Excerpted records:
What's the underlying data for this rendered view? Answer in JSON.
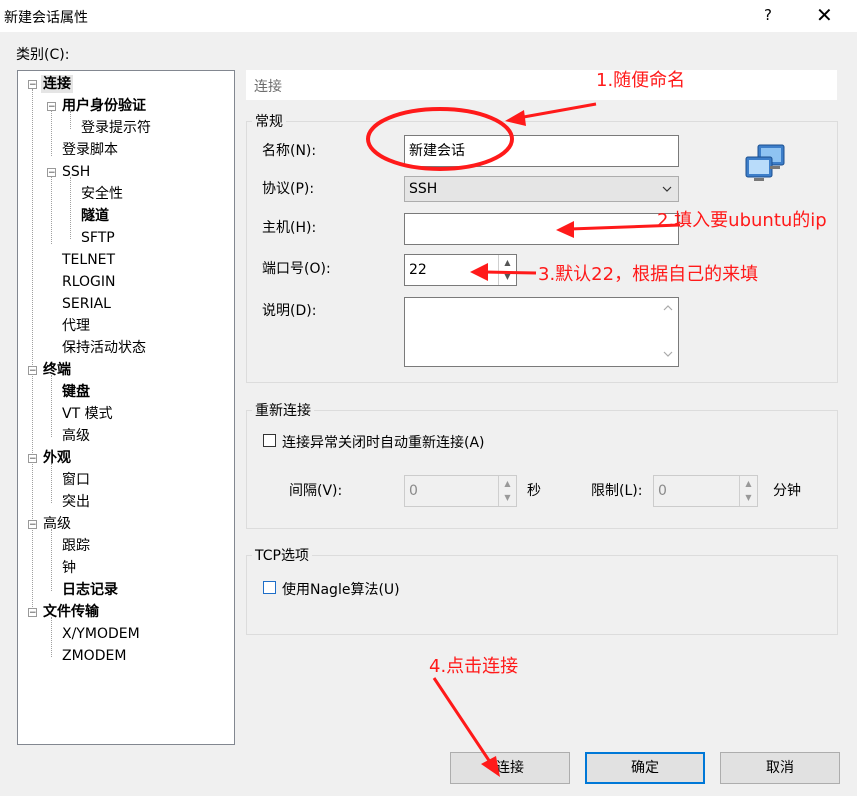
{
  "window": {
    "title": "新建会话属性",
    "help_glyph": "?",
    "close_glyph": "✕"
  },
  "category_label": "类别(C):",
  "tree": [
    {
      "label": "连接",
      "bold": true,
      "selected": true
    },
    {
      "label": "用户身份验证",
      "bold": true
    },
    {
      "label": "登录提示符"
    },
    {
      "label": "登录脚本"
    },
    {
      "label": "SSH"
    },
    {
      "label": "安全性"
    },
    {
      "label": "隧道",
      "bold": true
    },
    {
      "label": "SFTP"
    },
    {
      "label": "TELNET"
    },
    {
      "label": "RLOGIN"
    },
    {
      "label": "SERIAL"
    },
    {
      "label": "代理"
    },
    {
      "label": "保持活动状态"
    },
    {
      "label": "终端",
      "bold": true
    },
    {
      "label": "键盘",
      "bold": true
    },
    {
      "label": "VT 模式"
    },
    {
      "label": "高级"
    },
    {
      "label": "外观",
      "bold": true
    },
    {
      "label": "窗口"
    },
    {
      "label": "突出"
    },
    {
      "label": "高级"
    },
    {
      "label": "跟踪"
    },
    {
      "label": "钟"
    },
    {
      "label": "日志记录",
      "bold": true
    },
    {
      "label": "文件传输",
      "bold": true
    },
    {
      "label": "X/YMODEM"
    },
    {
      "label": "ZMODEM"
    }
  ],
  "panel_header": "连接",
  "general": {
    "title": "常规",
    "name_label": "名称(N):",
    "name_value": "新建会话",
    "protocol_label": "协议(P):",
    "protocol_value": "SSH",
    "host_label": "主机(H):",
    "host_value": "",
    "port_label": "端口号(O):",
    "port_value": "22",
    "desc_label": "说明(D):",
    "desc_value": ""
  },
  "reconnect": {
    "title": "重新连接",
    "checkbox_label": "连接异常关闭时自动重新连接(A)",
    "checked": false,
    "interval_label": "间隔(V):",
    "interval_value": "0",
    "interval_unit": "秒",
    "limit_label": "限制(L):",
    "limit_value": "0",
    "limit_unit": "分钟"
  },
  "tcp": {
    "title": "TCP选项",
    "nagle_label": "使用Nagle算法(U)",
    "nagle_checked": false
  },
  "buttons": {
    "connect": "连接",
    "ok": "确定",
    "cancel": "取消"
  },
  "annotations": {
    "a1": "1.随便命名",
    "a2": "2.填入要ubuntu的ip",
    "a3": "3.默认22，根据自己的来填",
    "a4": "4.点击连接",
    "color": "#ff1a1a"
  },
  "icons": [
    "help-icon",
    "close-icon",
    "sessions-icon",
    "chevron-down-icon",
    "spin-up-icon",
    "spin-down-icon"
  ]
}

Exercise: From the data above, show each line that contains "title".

Finished task:
    "title": "新建会话属性",
    "title": "常规",
    "title": "重新连接",
    "title": "TCP选项",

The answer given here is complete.